**** Extracted records
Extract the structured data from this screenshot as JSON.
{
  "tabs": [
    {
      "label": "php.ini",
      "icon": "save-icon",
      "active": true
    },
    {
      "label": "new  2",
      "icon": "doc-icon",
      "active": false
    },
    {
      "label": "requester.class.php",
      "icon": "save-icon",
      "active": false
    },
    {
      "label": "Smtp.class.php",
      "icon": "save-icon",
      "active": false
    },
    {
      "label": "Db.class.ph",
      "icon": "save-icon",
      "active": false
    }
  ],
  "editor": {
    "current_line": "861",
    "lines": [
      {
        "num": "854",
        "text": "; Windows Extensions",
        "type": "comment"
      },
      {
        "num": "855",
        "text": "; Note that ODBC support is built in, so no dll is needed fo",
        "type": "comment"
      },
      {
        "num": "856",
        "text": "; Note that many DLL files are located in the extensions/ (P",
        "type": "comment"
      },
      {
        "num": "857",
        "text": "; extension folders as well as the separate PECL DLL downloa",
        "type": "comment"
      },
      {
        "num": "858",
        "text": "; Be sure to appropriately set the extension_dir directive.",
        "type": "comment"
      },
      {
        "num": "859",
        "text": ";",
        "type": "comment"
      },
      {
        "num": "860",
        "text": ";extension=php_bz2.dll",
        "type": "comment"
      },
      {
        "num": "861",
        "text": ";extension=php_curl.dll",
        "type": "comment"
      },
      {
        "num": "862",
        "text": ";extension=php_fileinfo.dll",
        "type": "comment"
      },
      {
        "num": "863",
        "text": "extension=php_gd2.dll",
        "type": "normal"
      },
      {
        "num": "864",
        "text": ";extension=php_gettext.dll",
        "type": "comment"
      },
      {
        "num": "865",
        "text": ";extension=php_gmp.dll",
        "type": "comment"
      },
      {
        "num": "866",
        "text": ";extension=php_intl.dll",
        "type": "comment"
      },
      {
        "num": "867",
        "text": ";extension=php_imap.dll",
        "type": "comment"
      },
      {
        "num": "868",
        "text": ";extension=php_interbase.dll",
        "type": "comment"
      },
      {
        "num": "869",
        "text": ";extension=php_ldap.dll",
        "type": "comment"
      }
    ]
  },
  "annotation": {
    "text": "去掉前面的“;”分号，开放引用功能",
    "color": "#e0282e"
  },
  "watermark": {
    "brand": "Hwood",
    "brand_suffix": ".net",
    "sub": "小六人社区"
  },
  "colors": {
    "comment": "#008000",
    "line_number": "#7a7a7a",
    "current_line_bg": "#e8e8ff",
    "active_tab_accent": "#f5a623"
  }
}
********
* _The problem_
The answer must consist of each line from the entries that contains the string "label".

* _Exercise result_
      "label": "php.ini",
      "label": "new  2",
      "label": "requester.class.php",
      "label": "Smtp.class.php",
      "label": "Db.class.ph",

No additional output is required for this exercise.